Existentialists of the 20th century weren’t really up to the task to answer how to live our lives.  They were essentially just replacing divine command theory of ethics with ego command theory.  Basically, everyone’s values emanated from their choices they made in life.  Essentially, they were inviting millions and millions of varying moral systems created by the authentic choices of each and every single human being.  This seemed disastrous.  Jean-Paul Sartre tried to ground his existentialism ethics in a form of Marxist solidarity but this certainly didn’t convince Albert Camus, another existentialist, who was quite critical of Sartre as a philosopher and as a person.

So what should we do?  How should we proceed?  Existentialism seems truly scary and bizarre.  Millions of ethical systems based on everyone’s unique “authentic” choices just sounds like chaos.  It sounds like an ethical nightmare.  Well….what if we turned back to the ancient Greeks and Romans?

It turns out that the philosophers of the past might have actually had all the answers after all.  In fact, if we look to the Stoics and even the Epicureans we might find a way to truly live our lives.  The Stoics believed that only virtue was good and only vice was bad and everything else was indifferent.  In fact, if one lived a life of virtue one would be promised a life of eudaimonic happiness.  Basically, not only did the Stoics propose a value system but they proposed a value system that implied a form of therapy.  If you follow virtue as your sole good, you would be promised a life of excellence and contentedness.  This doesn’t mean you’d live happily ever after like in a Disney movie once you married your prince or princess.  It meant that you’d achieve a noble state.  You’d be worthy of praise, be generally untroubled, and free of negative passion.

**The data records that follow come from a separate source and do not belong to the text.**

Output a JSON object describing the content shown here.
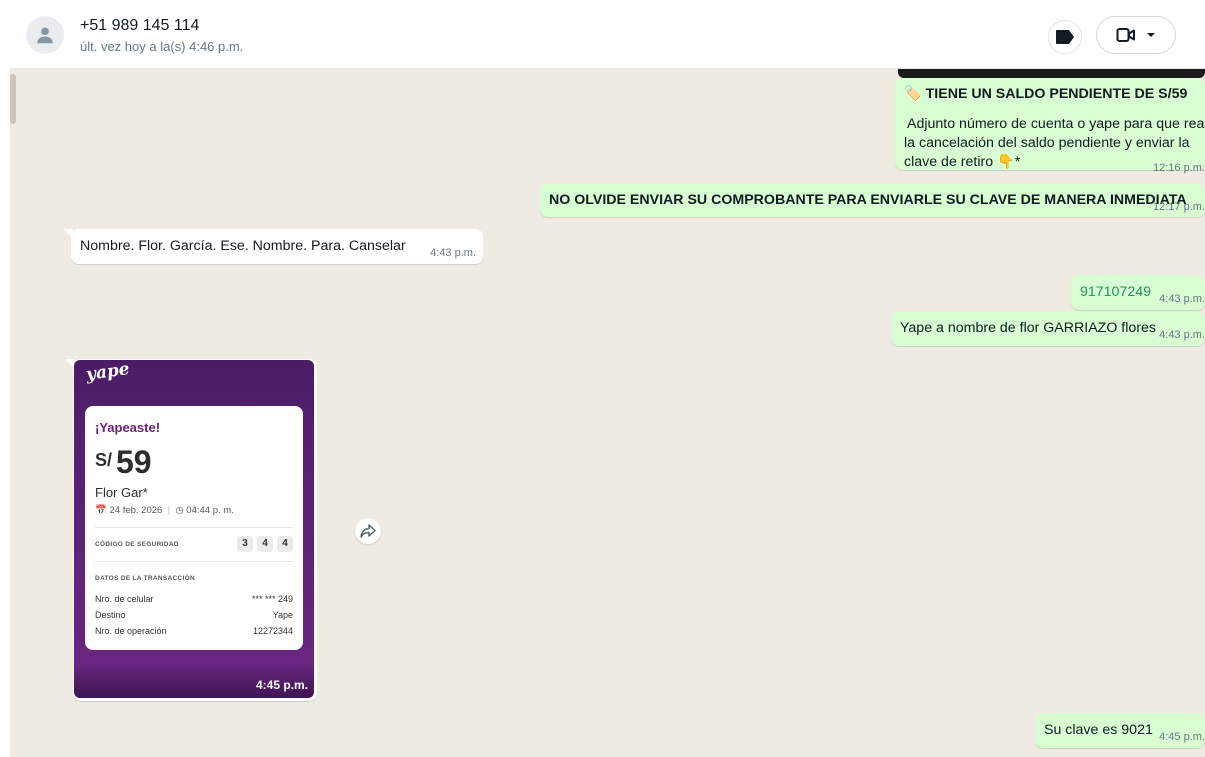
{
  "header": {
    "contact_name": "+51 989 145 114",
    "contact_status": "últ. vez hoy a la(s) 4:46 p.m.",
    "icons": [
      "person-icon",
      "label-icon",
      "video-camera-icon",
      "chevron-down-icon"
    ]
  },
  "colors": {
    "chat_background": "#efeae2",
    "outgoing_bubble": "#d9fdd3",
    "incoming_bubble": "#ffffff",
    "yape_purple": "#5b2176"
  },
  "messages": [
    {
      "direction": "out",
      "bold_line": "TIENE UN SALDO PENDIENTE DE S/59",
      "lines": [
        "Adjunto número de cuenta o yape para que real",
        "la cancelación del saldo pendiente y enviar la",
        "clave de retiro 👇*"
      ],
      "time": "12:16 p.m."
    },
    {
      "direction": "out",
      "text": "NO OLVIDE ENVIAR SU COMPROBANTE PARA ENVIARLE SU CLAVE DE MANERA INMEDIATA",
      "time": "12:17 p.m."
    },
    {
      "direction": "in",
      "text": "Nombre.  Flor.  García.  Ese.  Nombre.  Para.  Canselar",
      "time": "4:43 p.m."
    },
    {
      "direction": "out",
      "text": "917107249",
      "time": "4:43 p.m."
    },
    {
      "direction": "out",
      "text": "Yape a nombre de flor GARRIAZO flores",
      "time": "4:43 p.m."
    },
    {
      "direction": "out",
      "text": "Su clave es 9021",
      "time": "4:45 p.m."
    }
  ],
  "yape_receipt": {
    "logo": "yape",
    "title": "¡Yapeaste!",
    "currency": "S/",
    "amount": "59",
    "recipient": "Flor Gar*",
    "date": "24 feb. 2026",
    "time": "04:44 p. m.",
    "security_label": "CÓDIGO DE SEGURIDAD",
    "security_code": [
      "3",
      "4",
      "4"
    ],
    "details_label": "DATOS DE LA TRANSACCIÓN",
    "rows": [
      {
        "label": "Nro. de celular",
        "value": "*** *** 249"
      },
      {
        "label": "Destino",
        "value": "Yape"
      },
      {
        "label": "Nro. de operación",
        "value": "12272344"
      }
    ],
    "message_time": "4:45 p.m."
  }
}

The Stoics might’ve been onto something empirically true with their ethical system because years later in 20th century Rational Emotive Behavioral Therapy by Albert Ellis was built on Stoic ethical premises and it seemed scientifically promising as a psychotherapy.  Later, Cognitive Behavioral Therapy was derived and is doing great empirically as a therapy.

What’s more is it turned out that the Stoics had an argument for how their ethics might actually be founded in something empirical.  The Stoic Hierocles essentially argued that ethical forms of love spread out from the need of self-preservation to the need of the preservation of the offspring, which spread out further to the preservation of the tribe, and further to the preservation of the society, and further to humanity itself.  I still haven’t carefully read all of Larwence Becker’s A New Stoicism but in his book he argues very logically convincingly for how Stoic ethics is founded in the initial need for self-preservation that spreads outward towards preservation of the human cosmopolis.

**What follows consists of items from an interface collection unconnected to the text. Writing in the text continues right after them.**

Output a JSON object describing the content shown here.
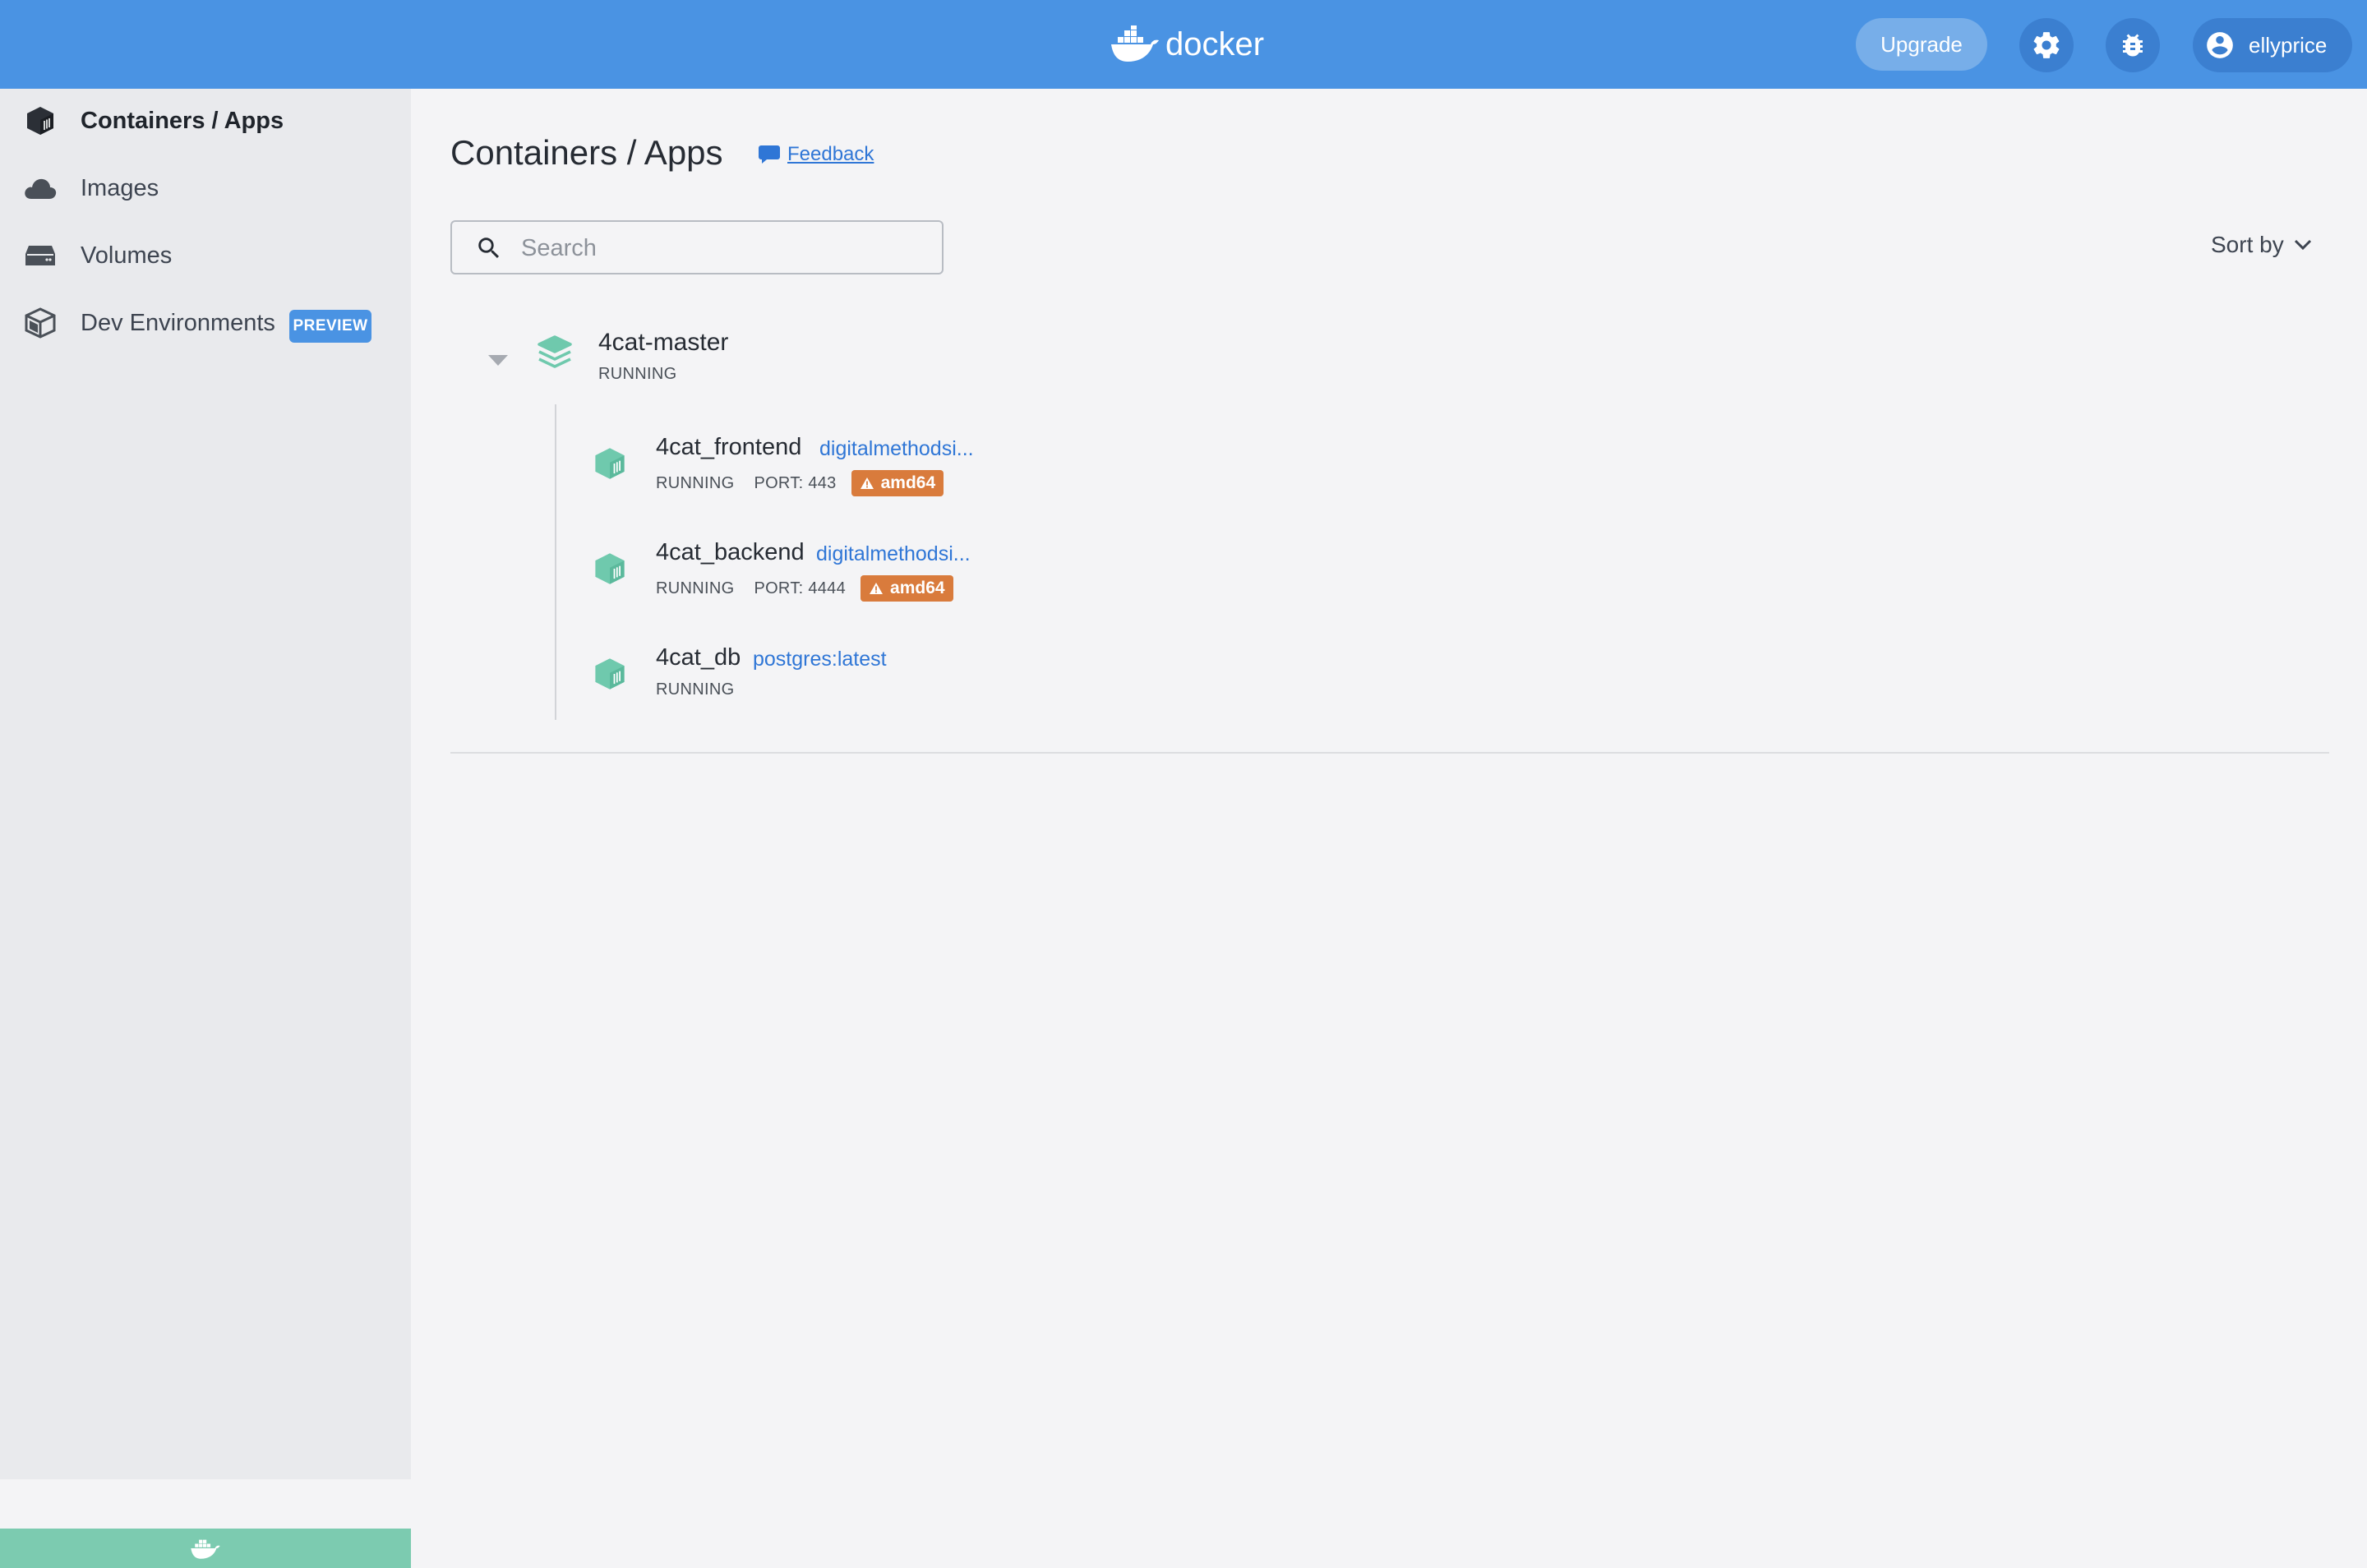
{
  "header": {
    "logo_text": "docker",
    "upgrade_label": "Upgrade",
    "username": "ellyprice",
    "colors": {
      "bar": "#4a93e3",
      "button": "#3b7fd0"
    }
  },
  "sidebar": {
    "items": [
      {
        "label": "Containers / Apps",
        "icon": "container-icon",
        "active": true
      },
      {
        "label": "Images",
        "icon": "cloud-icon",
        "active": false
      },
      {
        "label": "Volumes",
        "icon": "volume-icon",
        "active": false
      },
      {
        "label": "Dev Environments",
        "icon": "dev-environment-icon",
        "active": false,
        "badge": "PREVIEW"
      }
    ],
    "footer_icon": "docker-whale-icon",
    "footer_color": "#7ccbb0"
  },
  "main": {
    "title": "Containers / Apps",
    "feedback_label": "Feedback",
    "search_placeholder": "Search",
    "sort_label": "Sort by",
    "group": {
      "name": "4cat-master",
      "status": "RUNNING",
      "containers": [
        {
          "name": "4cat_frontend",
          "image": "digitalmethodsi...",
          "status": "RUNNING",
          "port": "PORT: 443",
          "arch": "amd64"
        },
        {
          "name": "4cat_backend",
          "image": "digitalmethodsi...",
          "status": "RUNNING",
          "port": "PORT: 4444",
          "arch": "amd64"
        },
        {
          "name": "4cat_db",
          "image": "postgres:latest",
          "status": "RUNNING"
        }
      ]
    },
    "colors": {
      "link": "#2f76d6",
      "running_icon": "#6fc9ad",
      "warning_badge": "#d97b3c"
    }
  }
}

So is Stoic ethics what we need as an answer to today’s nihilism?  I think so.  Am I absolutely convinced its the answer.  I’m not sure.  But I’m not sure of anything.  As Socrates once declared, “All I know is that I know nothing.”  But I certainly do think that I have rationally warranted beliefs in Stoicism as a coherent ethical system.

Sustainability 10 00474 g002
Picture used from the article Sustainable Development, Wellbeing and Material Consumption: A Stoic Perspective

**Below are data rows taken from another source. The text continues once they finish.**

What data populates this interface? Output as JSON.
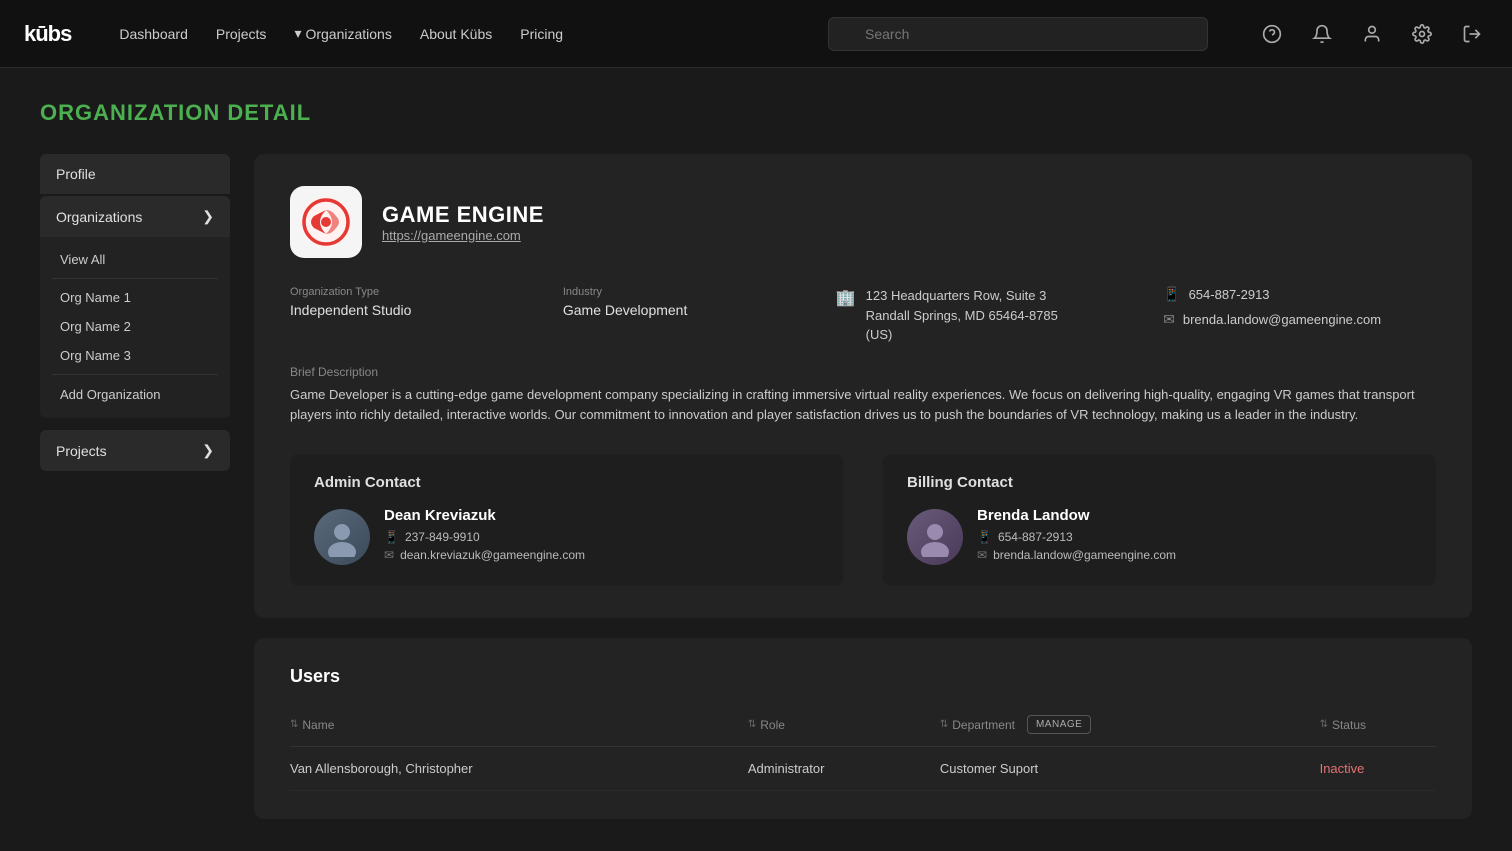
{
  "nav": {
    "logo": "kūbs",
    "links": [
      {
        "label": "Dashboard",
        "id": "dashboard"
      },
      {
        "label": "Projects",
        "id": "projects",
        "hasDropdown": false
      },
      {
        "label": "Organizations",
        "id": "organizations",
        "hasDropdown": true
      },
      {
        "label": "About Kübs",
        "id": "about"
      },
      {
        "label": "Pricing",
        "id": "pricing"
      }
    ],
    "search_placeholder": "Search",
    "icons": [
      "help",
      "bell",
      "user",
      "settings",
      "logout"
    ]
  },
  "page": {
    "title": "ORGANIZATION DETAIL"
  },
  "sidebar": {
    "profile_label": "Profile",
    "orgs_label": "Organizations",
    "orgs_subitems": [
      {
        "label": "View All"
      },
      {
        "label": "Org Name 1"
      },
      {
        "label": "Org Name 2"
      },
      {
        "label": "Org Name 3"
      }
    ],
    "add_org_label": "Add Organization",
    "projects_label": "Projects"
  },
  "org": {
    "name": "GAME ENGINE",
    "url": "https://gameengine.com",
    "org_type_label": "Organization Type",
    "org_type_value": "Independent Studio",
    "industry_label": "Industry",
    "industry_value": "Game Development",
    "address": "123 Headquarters Row, Suite 3\nRandall Springs, MD 65464-8785\n(US)",
    "phone": "654-887-2913",
    "email": "brenda.landow@gameengine.com",
    "desc_label": "Brief Description",
    "desc_text": "Game Developer is a cutting-edge game development company specializing in crafting immersive virtual reality experiences. We focus on delivering high-quality, engaging VR games that transport players into richly detailed, interactive worlds. Our commitment to innovation and player satisfaction drives us to push the boundaries of VR technology, making us a leader in the industry.",
    "admin_contact": {
      "section_title": "Admin Contact",
      "name": "Dean Kreviazuk",
      "phone": "237-849-9910",
      "email": "dean.kreviazuk@gameengine.com"
    },
    "billing_contact": {
      "section_title": "Billing Contact",
      "name": "Brenda Landow",
      "phone": "654-887-2913",
      "email": "brenda.landow@gameengine.com"
    }
  },
  "users": {
    "section_title": "Users",
    "columns": [
      {
        "label": "Name",
        "id": "name"
      },
      {
        "label": "Role",
        "id": "role"
      },
      {
        "label": "Department",
        "id": "department"
      },
      {
        "label": "Status",
        "id": "status"
      }
    ],
    "manage_label": "MANAGE",
    "rows": [
      {
        "name": "Van Allensborough, Christopher",
        "role": "Administrator",
        "department": "Customer Suport",
        "status": "Inactive"
      }
    ]
  }
}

Kant vs Stoics

The difference between Kant and the Stoics is sharp. Kant thinks you can act without desire from pure reason alone.

The Stoics believe you should moderate your desires until they comport with reason. You still act out of desire but desire in line with virtue.

Kant, by dividing humans between their desires and virtue has unfortunately created an unnecessary dualism of the human being.

The Stoics avoided dualism making humans purely material monistic beings.

“Virtues are dispositions not only to act in particular ways, but also to feel in particular ways. To act virtuously is not, as Kant was later to think, to act against inclination; it is to act from inclination formed by the cultivation of the virtues.”
Alasdair MacIntyre, After Virtue (1981), p. 149.

pexels-photo-951531.jpeg